The 18 Wars of Arnaud de Borchgrave

The former Newsweek correspondent and Washington Times editor-in-chief was 88

The first war witnessed by former Washington Times editor-in-chief and Newsweek foreign correspondent Arnaud de Borchgrave, who died over the weekend from cancer at the age of 88, was one that he fought in. Lying about his age in order enlist in the Merchant Navy, de Borchgrave fought in World War II until he was wounded on D-Day. He would witness 18 more wars as a foreign correspondent.

In an illustration of the adventurous, splashy life de Borchgrave led, his obituaries, stitched together, read like a swashbuckler novel.

From The Washington Post:

While many journalists preferred to keep a certain distance from their subjects, Mr. de Borchgrave seemed to nurture extraordinarily close contacts.

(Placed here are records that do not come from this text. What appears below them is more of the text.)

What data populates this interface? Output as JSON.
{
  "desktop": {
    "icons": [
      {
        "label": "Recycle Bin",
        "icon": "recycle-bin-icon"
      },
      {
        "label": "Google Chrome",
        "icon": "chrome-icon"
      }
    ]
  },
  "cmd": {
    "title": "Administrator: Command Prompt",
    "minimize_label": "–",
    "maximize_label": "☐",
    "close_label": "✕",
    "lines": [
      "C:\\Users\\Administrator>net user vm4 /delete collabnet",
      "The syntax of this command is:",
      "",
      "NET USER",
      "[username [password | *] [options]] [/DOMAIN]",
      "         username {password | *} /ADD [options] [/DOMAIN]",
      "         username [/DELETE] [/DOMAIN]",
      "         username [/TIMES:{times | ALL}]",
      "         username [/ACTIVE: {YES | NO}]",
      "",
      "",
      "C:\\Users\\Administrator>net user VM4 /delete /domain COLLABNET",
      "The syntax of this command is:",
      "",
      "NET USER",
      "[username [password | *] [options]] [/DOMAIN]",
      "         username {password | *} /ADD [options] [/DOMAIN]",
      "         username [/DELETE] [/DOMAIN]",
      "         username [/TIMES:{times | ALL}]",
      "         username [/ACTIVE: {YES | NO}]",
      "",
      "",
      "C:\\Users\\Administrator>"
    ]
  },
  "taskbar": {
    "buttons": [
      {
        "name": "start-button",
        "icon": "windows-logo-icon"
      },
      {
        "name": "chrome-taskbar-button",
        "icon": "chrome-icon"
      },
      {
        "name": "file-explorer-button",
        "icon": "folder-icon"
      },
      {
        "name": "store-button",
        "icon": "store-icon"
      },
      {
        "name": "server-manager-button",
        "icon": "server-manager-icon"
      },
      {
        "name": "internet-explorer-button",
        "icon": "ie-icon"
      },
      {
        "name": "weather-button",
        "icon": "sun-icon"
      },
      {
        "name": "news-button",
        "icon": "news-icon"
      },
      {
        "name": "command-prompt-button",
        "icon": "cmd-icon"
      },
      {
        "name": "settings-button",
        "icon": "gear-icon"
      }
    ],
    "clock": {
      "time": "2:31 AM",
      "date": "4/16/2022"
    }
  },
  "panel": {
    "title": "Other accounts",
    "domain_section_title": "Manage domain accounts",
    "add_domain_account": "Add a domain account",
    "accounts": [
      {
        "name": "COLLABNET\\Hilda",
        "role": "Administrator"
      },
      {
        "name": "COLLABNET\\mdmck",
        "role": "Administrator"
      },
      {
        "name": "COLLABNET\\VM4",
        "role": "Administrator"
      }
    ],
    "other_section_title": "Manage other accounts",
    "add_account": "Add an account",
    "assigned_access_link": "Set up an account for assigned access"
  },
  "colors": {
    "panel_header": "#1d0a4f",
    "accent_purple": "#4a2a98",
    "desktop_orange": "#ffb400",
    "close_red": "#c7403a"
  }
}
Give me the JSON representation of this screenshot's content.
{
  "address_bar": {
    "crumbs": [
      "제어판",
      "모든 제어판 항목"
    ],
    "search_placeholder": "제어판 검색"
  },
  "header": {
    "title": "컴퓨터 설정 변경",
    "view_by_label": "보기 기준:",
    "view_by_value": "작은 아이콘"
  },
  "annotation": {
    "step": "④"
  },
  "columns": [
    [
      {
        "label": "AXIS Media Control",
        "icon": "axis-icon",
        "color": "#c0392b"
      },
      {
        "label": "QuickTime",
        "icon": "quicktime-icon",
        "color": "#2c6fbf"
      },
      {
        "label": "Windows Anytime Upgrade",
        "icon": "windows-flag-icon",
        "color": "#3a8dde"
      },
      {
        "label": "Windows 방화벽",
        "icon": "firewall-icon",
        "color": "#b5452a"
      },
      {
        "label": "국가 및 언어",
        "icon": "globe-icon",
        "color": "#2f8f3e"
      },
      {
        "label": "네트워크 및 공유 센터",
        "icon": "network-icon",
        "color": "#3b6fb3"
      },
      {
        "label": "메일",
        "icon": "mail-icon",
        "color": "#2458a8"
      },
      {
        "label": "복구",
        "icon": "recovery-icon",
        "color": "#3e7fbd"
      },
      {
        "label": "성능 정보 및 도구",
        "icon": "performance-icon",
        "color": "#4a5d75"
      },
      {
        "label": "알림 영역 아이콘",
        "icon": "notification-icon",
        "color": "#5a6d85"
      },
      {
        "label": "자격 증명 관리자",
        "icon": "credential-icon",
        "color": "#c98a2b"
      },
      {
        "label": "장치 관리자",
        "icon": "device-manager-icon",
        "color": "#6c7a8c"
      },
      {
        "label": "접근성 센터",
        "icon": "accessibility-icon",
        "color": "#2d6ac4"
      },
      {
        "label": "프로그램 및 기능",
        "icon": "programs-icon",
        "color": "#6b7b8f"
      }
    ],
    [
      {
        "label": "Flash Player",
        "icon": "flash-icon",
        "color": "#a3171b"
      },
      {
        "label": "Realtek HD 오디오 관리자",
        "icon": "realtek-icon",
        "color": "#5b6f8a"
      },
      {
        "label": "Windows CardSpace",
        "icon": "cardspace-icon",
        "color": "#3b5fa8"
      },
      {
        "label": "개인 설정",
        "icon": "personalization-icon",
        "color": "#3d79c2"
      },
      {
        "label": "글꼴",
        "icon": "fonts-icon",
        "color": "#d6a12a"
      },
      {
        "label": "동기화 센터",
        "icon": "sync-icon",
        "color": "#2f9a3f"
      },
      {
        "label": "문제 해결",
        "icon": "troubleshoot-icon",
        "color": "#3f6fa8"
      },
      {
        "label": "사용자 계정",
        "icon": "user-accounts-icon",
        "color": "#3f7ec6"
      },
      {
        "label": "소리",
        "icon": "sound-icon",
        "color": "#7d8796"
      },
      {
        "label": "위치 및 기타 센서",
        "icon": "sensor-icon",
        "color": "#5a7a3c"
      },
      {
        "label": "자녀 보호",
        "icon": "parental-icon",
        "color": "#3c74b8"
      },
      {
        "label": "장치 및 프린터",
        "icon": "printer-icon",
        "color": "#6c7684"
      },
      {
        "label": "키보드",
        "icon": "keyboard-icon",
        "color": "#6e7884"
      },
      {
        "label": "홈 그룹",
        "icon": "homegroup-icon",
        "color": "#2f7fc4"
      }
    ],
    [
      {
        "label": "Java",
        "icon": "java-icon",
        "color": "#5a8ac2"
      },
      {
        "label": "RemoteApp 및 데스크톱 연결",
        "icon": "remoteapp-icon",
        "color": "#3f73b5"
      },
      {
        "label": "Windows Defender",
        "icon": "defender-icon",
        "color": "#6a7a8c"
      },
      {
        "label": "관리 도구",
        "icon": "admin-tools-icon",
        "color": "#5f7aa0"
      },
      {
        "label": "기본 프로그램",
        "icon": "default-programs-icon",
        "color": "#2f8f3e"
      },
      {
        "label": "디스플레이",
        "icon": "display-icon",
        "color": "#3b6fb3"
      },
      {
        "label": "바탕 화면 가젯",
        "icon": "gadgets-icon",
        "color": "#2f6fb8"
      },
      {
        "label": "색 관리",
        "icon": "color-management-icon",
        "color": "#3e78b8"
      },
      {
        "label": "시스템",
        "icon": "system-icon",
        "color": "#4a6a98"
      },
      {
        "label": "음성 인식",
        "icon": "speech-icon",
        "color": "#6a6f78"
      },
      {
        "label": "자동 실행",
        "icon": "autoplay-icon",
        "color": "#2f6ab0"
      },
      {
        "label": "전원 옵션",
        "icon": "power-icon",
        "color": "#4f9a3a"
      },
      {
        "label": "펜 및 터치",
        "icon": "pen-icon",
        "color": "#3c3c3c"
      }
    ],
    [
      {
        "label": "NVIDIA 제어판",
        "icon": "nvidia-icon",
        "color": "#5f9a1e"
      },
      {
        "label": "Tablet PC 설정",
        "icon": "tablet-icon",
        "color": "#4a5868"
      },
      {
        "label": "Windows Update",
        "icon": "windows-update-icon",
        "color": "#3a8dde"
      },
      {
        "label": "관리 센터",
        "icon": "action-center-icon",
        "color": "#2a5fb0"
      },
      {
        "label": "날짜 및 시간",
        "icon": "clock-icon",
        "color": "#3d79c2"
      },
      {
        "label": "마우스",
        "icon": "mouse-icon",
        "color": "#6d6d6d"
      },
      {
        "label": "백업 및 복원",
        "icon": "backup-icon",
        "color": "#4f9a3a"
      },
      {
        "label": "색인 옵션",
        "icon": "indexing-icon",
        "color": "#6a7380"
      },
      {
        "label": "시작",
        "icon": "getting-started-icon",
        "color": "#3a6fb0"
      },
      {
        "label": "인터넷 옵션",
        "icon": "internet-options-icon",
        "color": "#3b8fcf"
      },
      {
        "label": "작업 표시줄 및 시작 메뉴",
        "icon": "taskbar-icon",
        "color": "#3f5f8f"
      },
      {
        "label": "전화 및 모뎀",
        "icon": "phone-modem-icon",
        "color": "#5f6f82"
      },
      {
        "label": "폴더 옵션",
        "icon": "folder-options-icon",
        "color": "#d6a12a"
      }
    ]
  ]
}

He said he devised a secret code with future king Juan Carlos of Spain that would give Newsweek a heads up on the death of longtime and long-ailing dictator Francisco Franco.

From The New York Times:

As a foreign correspondent, he told Esquire magazine in 1981, he kept “the starched combat fatigues of 12 different nations” in a closet of his pied-à-terre, conveniently located near the Geneva airport.

Wearing an Egyptian general’s camouflage suit and facing six Israeli tanks during the Yom Kippur War in 1973, he cabled his Newsweek editors: “I burrowed my head into the sand like a mole — a little deeper with each shell until my mouth was full of sand.”

From UPI:

Stories of de Borchgrave’s courage and cunning in getting to the story first would seem unbelievable were it not for their many and well-regarded witnesses. Many involve disguises, jungle treks, hardship and great personal risk.

De Borchgrave exploits away from the field were no less story-worthy. From The Washington Times:

Mr. de Borchgrave installed a foldaway bed off his palatial office on the mezzanine overlooking The Times newsroom, sometimes staying there when a big story was breaking. He sometimes appeared on the mezzanine in silk pajamas to shower reporters below with a hail of large yellow index cards with tips and suggestions for stories scribbled on them. Usually the cards — which the staff called “yellow rain” — included the names and telephone numbers of sources extracted from his famous Rolodex. He paid bonuses, sometimes up to $1,000, for what he called “bell-ringing scoops.” There were many of them.

Isaiah J. Poole, editor of at the Campaign for America’s Future, was a national reporter at The Washington Times during de Borchgrave’s tenure. While he doesn’t remember ever receiving an “Arnaudgram,” as de Borchgrave’s notes were nicknamed, they made their impact nevertheless. “He would scan several papers every morning along with the Washington Times and have some sometimes sharply worded observations about our coverage, ready for the desk editors when they showed up later in the morning,” Poole told FishbowlDC.  “Of course, you would have been happy to have gotten one of these if it contained some praise, but you were just about equally happy to not get one criticizing something you wrote.”